(Component data from apps and pages)
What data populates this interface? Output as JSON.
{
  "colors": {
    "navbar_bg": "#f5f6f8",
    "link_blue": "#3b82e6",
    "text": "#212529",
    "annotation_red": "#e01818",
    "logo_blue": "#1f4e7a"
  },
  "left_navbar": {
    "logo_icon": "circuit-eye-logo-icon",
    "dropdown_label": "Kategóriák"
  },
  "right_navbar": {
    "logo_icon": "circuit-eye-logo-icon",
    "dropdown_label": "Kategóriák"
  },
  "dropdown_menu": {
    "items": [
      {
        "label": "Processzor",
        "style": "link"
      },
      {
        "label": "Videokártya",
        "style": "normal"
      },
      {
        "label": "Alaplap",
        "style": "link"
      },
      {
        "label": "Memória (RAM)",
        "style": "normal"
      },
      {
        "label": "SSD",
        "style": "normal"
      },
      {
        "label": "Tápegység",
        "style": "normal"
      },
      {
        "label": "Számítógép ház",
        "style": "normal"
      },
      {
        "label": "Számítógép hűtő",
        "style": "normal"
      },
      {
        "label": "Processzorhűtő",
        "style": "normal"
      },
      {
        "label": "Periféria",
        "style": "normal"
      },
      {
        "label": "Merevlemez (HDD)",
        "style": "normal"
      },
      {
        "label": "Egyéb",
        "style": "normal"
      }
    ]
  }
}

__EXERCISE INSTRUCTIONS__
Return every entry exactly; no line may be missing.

__THE ANSWER__
What data populates this interface? Output as JSON.
{
  "colors": {
    "navbar_bg": "#f5f6f8",
    "link_blue": "#3b82e6",
    "text": "#212529",
    "annotation_red": "#e01818",
    "logo_blue": "#1f4e7a"
  },
  "left_navbar": {
    "logo_icon": "circuit-eye-logo-icon",
    "dropdown_label": "Kategóriák"
  },
  "right_navbar": {
    "logo_icon": "circuit-eye-logo-icon",
    "dropdown_label": "Kategóriák"
  },
  "dropdown_menu": {
    "items": [
      {
        "label": "Processzor",
        "style": "link"
      },
      {
        "label": "Videokártya",
        "style": "normal"
      },
      {
        "label": "Alaplap",
        "style": "link"
      },
      {
        "label": "Memória (RAM)",
        "style": "normal"
      },
      {
        "label": "SSD",
        "style": "normal"
      },
      {
        "label": "Tápegység",
        "style": "normal"
      },
      {
        "label": "Számítógép ház",
        "style": "normal"
      },
      {
        "label": "Számítógép hűtő",
        "style": "normal"
      },
      {
        "label": "Processzorhűtő",
        "style": "normal"
      },
      {
        "label": "Periféria",
        "style": "normal"
      },
      {
        "label": "Merevlemez (HDD)",
        "style": "normal"
      },
      {
        "label": "Egyéb",
        "style": "normal"
      }
    ]
  }
}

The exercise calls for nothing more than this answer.